*** Opening Data records ***

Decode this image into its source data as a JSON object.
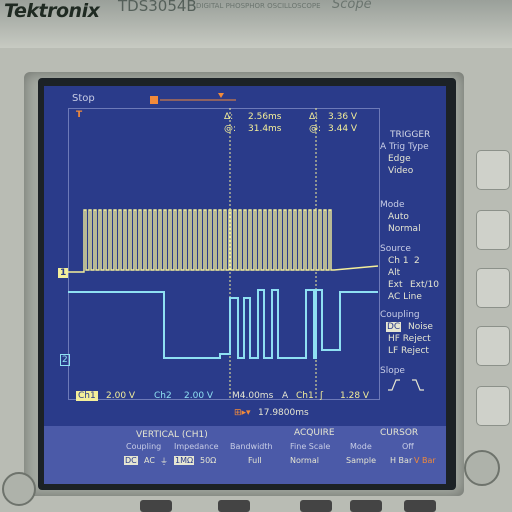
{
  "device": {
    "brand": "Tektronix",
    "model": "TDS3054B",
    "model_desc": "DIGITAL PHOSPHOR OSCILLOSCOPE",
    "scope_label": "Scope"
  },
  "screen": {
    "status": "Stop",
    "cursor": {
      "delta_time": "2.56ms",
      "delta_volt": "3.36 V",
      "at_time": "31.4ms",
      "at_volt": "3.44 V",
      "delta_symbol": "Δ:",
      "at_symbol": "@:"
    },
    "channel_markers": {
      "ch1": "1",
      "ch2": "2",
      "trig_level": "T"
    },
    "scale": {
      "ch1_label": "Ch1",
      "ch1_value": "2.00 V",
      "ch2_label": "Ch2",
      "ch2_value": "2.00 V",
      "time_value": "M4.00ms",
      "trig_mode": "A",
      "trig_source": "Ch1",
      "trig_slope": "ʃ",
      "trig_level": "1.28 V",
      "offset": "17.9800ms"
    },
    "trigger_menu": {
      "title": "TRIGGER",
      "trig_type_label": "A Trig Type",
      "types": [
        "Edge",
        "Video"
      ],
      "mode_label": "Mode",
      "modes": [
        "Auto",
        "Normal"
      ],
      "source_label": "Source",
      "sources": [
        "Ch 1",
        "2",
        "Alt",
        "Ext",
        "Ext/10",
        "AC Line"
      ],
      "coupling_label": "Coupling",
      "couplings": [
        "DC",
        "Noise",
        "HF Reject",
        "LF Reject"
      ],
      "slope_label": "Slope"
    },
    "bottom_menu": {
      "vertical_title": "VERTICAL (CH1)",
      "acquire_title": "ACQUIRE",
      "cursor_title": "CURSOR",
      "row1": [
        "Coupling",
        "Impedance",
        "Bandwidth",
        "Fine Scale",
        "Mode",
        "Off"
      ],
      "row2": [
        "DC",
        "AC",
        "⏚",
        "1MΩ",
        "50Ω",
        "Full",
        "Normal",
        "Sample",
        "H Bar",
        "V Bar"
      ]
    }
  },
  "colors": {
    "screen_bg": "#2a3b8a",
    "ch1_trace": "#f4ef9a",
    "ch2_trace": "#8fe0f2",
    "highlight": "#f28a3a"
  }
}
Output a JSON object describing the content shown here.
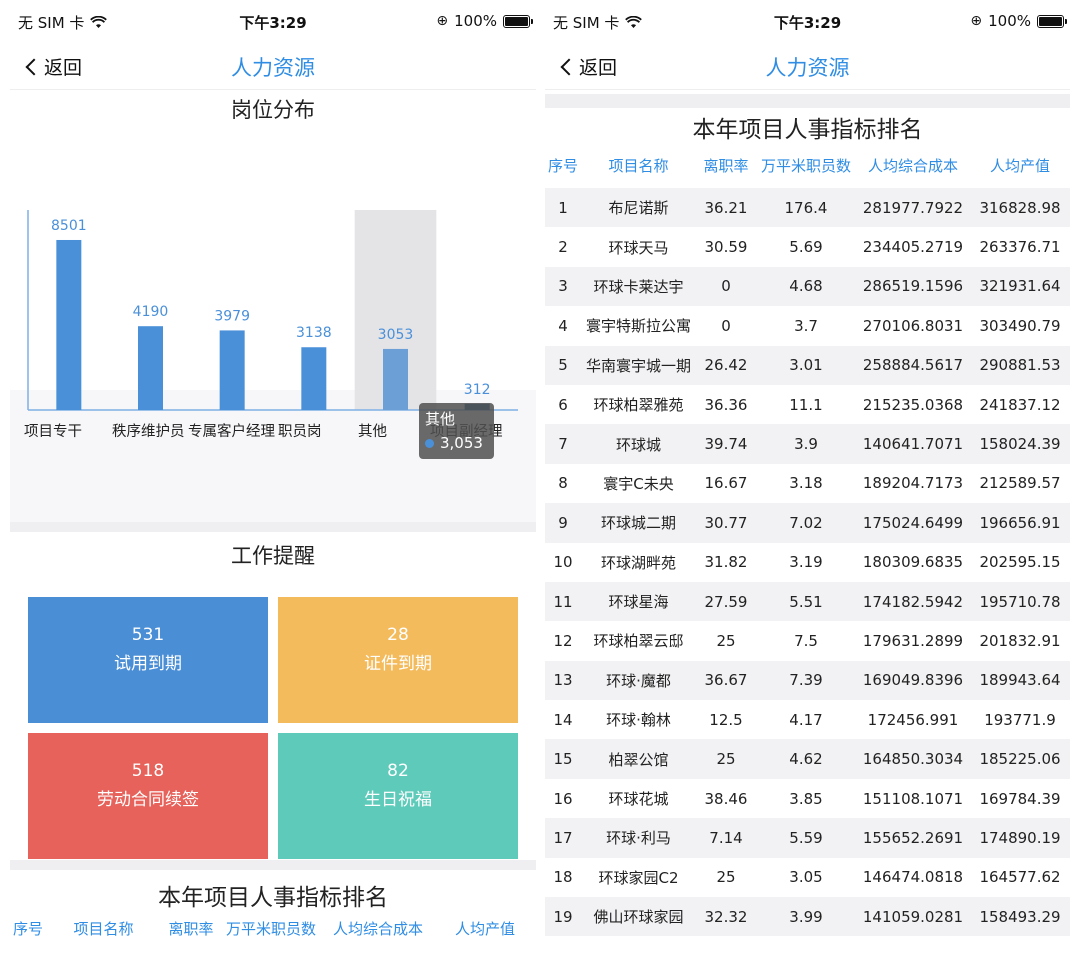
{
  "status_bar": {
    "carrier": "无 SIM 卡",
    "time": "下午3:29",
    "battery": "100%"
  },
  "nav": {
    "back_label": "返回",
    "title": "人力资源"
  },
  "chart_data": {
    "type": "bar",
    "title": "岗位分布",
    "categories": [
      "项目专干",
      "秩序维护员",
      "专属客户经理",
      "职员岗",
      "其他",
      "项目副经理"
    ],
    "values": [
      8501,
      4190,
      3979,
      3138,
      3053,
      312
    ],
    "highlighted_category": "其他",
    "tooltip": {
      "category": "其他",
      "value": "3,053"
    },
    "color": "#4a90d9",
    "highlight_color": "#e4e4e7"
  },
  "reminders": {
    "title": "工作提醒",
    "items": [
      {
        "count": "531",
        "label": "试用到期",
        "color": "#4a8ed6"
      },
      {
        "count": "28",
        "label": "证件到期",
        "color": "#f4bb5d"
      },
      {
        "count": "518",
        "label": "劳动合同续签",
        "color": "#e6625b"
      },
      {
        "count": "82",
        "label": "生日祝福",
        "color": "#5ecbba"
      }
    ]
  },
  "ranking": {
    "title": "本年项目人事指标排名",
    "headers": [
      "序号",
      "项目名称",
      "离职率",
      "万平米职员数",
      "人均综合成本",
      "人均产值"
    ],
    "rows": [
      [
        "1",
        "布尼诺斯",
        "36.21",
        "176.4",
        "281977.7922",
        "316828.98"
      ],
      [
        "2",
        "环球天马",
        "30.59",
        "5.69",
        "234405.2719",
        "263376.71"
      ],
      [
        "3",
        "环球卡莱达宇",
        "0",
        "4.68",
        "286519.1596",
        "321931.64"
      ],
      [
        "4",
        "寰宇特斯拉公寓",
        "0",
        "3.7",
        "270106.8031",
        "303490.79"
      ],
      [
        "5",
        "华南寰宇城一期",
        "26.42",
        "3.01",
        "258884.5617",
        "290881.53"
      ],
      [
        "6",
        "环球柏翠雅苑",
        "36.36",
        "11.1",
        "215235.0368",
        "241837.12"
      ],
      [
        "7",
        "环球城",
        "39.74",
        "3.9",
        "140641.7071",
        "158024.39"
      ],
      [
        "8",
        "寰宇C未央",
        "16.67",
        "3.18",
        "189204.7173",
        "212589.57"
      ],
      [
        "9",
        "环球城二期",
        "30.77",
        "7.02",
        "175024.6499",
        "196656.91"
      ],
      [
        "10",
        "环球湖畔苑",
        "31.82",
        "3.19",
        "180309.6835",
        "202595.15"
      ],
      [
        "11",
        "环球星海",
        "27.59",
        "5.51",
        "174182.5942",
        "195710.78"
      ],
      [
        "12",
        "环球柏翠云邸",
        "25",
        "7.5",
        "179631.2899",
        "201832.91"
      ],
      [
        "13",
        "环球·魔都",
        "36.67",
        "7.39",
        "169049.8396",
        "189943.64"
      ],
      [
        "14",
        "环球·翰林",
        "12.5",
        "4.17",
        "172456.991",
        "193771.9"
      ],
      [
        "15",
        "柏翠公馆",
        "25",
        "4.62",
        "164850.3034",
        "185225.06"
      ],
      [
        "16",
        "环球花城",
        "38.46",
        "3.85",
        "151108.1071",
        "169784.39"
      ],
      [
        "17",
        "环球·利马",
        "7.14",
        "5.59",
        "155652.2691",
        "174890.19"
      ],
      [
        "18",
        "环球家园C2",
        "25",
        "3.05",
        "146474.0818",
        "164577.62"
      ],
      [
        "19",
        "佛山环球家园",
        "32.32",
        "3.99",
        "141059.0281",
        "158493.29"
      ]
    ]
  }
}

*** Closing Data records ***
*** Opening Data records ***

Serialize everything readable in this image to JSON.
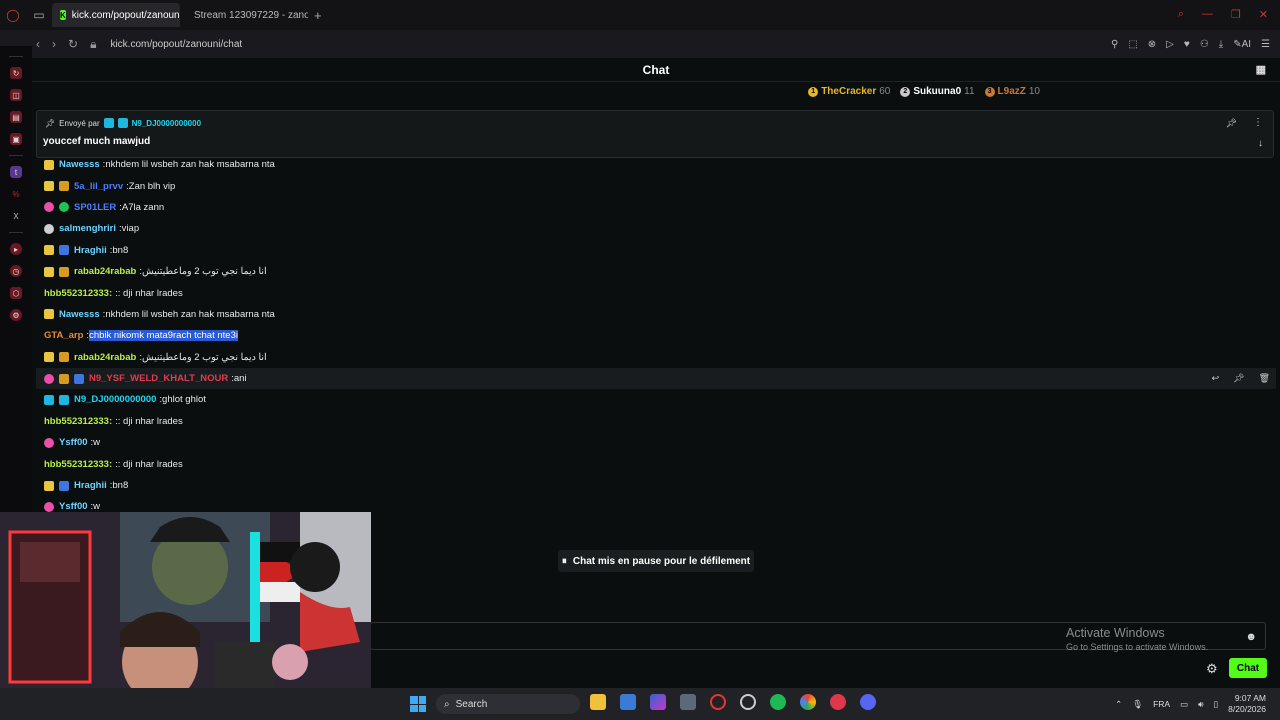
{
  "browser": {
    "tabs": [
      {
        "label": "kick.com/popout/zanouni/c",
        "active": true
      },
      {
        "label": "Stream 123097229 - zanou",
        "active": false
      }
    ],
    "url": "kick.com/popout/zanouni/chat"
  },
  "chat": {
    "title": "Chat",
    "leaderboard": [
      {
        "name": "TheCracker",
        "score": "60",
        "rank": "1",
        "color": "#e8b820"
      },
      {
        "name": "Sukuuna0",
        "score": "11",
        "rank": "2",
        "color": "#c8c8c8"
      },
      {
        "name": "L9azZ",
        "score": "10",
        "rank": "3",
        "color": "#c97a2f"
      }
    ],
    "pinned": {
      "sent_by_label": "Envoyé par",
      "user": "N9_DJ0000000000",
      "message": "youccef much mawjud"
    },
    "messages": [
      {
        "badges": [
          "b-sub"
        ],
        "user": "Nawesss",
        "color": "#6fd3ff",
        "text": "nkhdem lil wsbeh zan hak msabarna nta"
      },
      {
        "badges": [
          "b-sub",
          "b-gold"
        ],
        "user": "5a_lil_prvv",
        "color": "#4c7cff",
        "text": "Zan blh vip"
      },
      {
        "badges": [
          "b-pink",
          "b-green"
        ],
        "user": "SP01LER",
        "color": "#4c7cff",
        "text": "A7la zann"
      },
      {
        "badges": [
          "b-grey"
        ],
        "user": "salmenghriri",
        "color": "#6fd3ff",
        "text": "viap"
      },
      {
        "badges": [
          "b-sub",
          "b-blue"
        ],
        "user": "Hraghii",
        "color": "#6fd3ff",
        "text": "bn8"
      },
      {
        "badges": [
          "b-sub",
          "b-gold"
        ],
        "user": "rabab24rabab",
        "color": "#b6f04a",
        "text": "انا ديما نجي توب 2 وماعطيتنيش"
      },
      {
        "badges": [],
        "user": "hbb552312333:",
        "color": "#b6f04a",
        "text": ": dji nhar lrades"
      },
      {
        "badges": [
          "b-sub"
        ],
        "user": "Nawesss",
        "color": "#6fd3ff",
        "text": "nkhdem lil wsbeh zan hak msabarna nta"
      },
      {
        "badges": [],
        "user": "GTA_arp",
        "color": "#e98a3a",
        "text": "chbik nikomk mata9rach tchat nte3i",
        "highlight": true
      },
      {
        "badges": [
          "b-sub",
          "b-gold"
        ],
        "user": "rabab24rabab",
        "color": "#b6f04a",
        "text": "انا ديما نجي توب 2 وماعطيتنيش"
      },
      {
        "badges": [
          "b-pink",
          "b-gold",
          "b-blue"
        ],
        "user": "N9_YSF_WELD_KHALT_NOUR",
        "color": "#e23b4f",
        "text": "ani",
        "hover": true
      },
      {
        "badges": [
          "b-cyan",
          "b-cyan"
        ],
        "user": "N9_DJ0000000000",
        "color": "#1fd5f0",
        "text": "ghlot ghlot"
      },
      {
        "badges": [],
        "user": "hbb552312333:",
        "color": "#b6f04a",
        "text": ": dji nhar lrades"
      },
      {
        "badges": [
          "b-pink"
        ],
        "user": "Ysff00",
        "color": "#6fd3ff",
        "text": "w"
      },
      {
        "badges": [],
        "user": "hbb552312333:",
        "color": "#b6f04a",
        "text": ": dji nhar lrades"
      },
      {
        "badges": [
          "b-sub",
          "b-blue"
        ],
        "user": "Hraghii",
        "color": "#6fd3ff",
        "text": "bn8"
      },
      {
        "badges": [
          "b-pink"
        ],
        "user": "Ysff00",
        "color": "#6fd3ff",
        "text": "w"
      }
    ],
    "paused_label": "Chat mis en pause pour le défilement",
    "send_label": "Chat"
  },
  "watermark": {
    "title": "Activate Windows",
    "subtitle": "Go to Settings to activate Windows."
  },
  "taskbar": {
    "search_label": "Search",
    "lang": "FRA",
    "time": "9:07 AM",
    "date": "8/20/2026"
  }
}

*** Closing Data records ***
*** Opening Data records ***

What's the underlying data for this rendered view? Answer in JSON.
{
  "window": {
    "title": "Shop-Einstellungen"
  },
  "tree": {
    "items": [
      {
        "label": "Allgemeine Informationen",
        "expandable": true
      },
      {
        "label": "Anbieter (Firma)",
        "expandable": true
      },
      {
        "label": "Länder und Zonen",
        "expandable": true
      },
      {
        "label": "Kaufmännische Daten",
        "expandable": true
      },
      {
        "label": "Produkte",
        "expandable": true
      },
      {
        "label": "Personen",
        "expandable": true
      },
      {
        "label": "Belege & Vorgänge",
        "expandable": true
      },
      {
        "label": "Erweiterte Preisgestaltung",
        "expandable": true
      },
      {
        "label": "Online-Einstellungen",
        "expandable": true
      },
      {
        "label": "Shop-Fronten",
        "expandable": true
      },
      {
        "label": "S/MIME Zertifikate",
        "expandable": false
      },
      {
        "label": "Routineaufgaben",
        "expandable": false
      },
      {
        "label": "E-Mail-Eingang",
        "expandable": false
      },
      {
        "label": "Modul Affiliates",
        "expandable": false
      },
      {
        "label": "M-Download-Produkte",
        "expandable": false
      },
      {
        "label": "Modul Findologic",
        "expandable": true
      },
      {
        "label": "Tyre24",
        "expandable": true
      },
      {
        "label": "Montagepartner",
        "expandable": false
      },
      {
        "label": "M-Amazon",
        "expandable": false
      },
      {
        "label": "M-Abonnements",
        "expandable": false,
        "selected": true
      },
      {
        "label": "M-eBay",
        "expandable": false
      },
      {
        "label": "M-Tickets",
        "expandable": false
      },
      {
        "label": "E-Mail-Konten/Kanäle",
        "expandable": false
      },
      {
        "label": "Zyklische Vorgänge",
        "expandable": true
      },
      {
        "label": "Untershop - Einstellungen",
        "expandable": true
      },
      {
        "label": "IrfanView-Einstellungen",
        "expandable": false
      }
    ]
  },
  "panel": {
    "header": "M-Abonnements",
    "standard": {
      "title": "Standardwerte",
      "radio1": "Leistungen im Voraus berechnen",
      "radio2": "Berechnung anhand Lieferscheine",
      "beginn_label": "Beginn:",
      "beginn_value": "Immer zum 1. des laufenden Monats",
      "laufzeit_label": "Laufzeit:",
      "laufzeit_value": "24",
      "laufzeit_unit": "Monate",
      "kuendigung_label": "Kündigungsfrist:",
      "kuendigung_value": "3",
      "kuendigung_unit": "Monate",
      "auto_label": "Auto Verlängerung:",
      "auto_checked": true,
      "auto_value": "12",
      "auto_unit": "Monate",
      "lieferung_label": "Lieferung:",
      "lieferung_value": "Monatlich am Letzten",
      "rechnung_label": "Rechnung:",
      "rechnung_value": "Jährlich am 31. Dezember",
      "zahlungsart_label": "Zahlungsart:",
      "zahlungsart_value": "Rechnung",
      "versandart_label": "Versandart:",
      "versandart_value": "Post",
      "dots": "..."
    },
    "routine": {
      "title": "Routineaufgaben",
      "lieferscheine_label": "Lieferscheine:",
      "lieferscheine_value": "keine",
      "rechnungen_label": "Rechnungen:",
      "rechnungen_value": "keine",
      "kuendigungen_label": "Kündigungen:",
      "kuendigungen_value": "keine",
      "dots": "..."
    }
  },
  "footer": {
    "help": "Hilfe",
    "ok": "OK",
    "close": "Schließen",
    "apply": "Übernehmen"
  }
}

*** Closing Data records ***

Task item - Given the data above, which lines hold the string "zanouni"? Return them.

Answer area -
        "label": "kick.com/popout/zanouni/c",
    "url": "kick.com/popout/zanouni/chat"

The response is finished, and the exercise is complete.